Environmental, social and governance (ESG) and sustainable investing – let’s clear up the confusion
Gareth Trainor | September 3, 2019
Two areas of investment are gaining momentum: ESG and sustainable investing. One brings new regulatory responsibilities affecting trustees, while both give employers topical subjects which they can use to encourage their employees to engage with their pensions. But the associated terminology – think responsible, socially responsible investing (SRI), ethical, impact, green – is confusing and could be discouraging. Gareth Trainor, Head of Investment Solutions, aims to clear up the confusion.
New policy directives and an increasing focus on identifying risk and opportunities in investments have pushed environmental, social and governance (ESG) investment, into the mainstream. Most recently, the Department for Work and Pensions outlined ESG requirements which they expect trustees to implement by 1 October this year.
But the rise of ESG comes alongside growing interest and innovation in sustainable investing (funds such as ethical and impact). This has led to lots of choice – and topical subjects that employers can use to engage employees in their pensions – but also multiple and confusing terminologies.

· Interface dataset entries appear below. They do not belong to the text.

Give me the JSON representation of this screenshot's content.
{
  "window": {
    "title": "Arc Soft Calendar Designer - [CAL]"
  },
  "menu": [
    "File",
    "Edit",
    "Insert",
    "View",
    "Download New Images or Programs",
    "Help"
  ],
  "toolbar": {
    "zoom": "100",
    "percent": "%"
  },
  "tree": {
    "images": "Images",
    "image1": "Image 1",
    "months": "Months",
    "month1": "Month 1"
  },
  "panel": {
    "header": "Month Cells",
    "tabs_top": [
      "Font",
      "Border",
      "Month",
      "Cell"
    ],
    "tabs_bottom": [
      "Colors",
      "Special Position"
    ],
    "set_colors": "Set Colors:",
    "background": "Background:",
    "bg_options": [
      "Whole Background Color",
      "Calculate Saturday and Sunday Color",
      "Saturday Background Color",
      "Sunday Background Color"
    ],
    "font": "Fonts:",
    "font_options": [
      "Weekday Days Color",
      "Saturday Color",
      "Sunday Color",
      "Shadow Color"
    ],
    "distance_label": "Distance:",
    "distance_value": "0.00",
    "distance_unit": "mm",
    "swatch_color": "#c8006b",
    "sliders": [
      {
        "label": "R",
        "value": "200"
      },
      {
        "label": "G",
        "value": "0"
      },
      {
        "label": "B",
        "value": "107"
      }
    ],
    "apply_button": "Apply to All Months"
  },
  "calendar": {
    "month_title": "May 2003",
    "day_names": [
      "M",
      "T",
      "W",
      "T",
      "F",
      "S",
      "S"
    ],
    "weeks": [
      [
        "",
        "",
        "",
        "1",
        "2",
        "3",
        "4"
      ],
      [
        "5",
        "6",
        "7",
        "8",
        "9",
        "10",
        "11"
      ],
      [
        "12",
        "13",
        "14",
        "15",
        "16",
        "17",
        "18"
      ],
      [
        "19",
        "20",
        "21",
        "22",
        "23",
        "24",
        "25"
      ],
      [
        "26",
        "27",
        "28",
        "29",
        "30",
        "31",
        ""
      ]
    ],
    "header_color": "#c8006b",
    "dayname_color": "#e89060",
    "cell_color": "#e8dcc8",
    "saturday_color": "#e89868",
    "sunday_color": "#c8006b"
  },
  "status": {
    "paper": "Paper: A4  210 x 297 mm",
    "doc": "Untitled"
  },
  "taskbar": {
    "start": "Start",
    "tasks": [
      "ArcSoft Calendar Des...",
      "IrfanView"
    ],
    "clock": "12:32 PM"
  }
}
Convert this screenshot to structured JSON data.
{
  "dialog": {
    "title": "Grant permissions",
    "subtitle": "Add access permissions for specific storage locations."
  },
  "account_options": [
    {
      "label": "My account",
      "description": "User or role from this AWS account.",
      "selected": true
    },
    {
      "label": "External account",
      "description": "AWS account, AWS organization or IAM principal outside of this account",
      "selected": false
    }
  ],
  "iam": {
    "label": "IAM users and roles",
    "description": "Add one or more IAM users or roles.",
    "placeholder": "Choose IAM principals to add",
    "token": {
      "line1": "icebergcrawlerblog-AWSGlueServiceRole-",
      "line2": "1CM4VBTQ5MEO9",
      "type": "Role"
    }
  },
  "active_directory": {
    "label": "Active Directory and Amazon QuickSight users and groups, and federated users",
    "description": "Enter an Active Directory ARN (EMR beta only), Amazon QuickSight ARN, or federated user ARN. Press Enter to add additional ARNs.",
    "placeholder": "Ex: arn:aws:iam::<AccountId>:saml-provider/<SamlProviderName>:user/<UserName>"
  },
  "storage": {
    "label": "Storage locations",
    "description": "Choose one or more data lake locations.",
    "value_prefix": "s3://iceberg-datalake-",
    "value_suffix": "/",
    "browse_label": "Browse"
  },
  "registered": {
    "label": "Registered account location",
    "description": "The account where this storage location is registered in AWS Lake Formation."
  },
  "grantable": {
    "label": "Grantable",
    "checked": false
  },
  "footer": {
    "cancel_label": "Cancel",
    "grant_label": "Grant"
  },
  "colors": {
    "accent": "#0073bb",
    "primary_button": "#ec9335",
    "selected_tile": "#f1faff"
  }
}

In fact, research shows that lack of understanding is a key barrier to people investing responsibly, even when they’re keen to do so.
In a special two-part feature, I try to clear up some of the confusion. In part one, I look at the differences between ESG and sustainable investing. In part two, I consider what’s driving growth in these areas of investment and why they’re a compelling way to help engage employees with their pensions.
What’s the difference between ESG and sustainable investing?
Responsible, ESG, sustainable, ethical, SRI, impact, green – these terms are used inconsistently with different meanings from investment manager to manager; a problem reflected across providers and the media. There’s growing recognition that this is creating confusion for investors. Earlier this year, the Investment Association (IA) launched the first industry-wide consultation on sustainability and responsible investment. One focus is to agree industry-endorsed standard definitions to help investors navigate these areas.
Terminology and definitions will continue to evolve. In the meantime, I’m keen to help clear up some of the confusion, especially when it comes to the significant difference between ESG – an overarching process for risk assessment used across investments – versus funds using asset allocation to achieve specific values-based outcomes.
ESG or responsible investment
At Standard Life we talk about ESG as ‘responsible investment’. This is in line with the United Nations-backed Principles for responsible investment (the PRI), which defines responsible investment as an approach that aims to incorporate environmental, social and governance (ESG) factors into investment decisions to better manage risk and generate sustainable, long-term returns.
ESG is an overarching investment process increasingly being used across funds in general, not just ‘ethical sector’ funds, as it can highlight problems which can be missed by more conventional risk analysis. Investment managers use it to assess the financial health and risks of a company based on the actions they take (or don’t take) around environmental, social or governance factors. This could include identifying:
- disconnects between financial performance and employee remuneration
- poor management of supply chains or natural resources
- the impact of production activities on local communities and climate change
ESG analysis can help to spot issues on the horizon, so investment managers can work with companies to fix or even avoid these. Or, in the case of active managers, move money out of companies that are resistant to change.
If an investment manager understands a company’s management of ESG factors – and therefore any associated risks the company may face – they can better value what they’re investing in. In turn, this can help them achieve better risk-adjusted returns for investors. Remember, your employees’ pensions are invested to help them grow. That means the value of your employees’ investments could go down as well as up and they may get back less than was paid in.
Sustainable investing which is about values-based outcomes
At Standard Life, we use the term ‘sustainable investing’ to cover investment styles such as ethical, socially responsible, green and other environmental and social thematic funds, faith-based and impact funds. They’re funds that tend to reflect themes or specific ethical requirements and allow people to match their investments to their values. Themes and requirements may include:
- avoiding companies that produce tobacco or weapons, or that test on animals
- investing according to certain religious values
- seeking out investment in companies with a positive environmental target, such as renewable energy
The big difference
ESG is an overarching investment process. It’s about financial assessment and risk management across all funds – so it’s relevant to all investors (not just ‘ethical’ investors). However, if an investor wants to invest in line with their wider view of the world, then they may consider a fund that uses asset allocation to target a specific outcome.
On one hand you have a fundamental process for risk assessment; on the other hand you have individual funds accommodating or promoting specific outcomes in addition to financial returns.
You could think about it this way. Do you want to consider:
- an investment manager who embeds a robust ESG approach in their investment processes across all funds to help manage risk and return?
- an individual fund or range of funds that target a specific values-based theme or outcome?
This infographic helps explain these two distinct areas of investing.
Find out more in part two
In new responsibilities for pension trustees – new opportunities for employers we look at what’s driving growth in ESG and sustainable investing and why these topics are a compelling way to help engage employees with their pensions.
Please remember that the value of all investments can go down as well as up, and could be worth less than originally invested.
If you’re unsure about any of these descriptions, you might want to speak to a financial adviser though there’s likely to be a cost for this.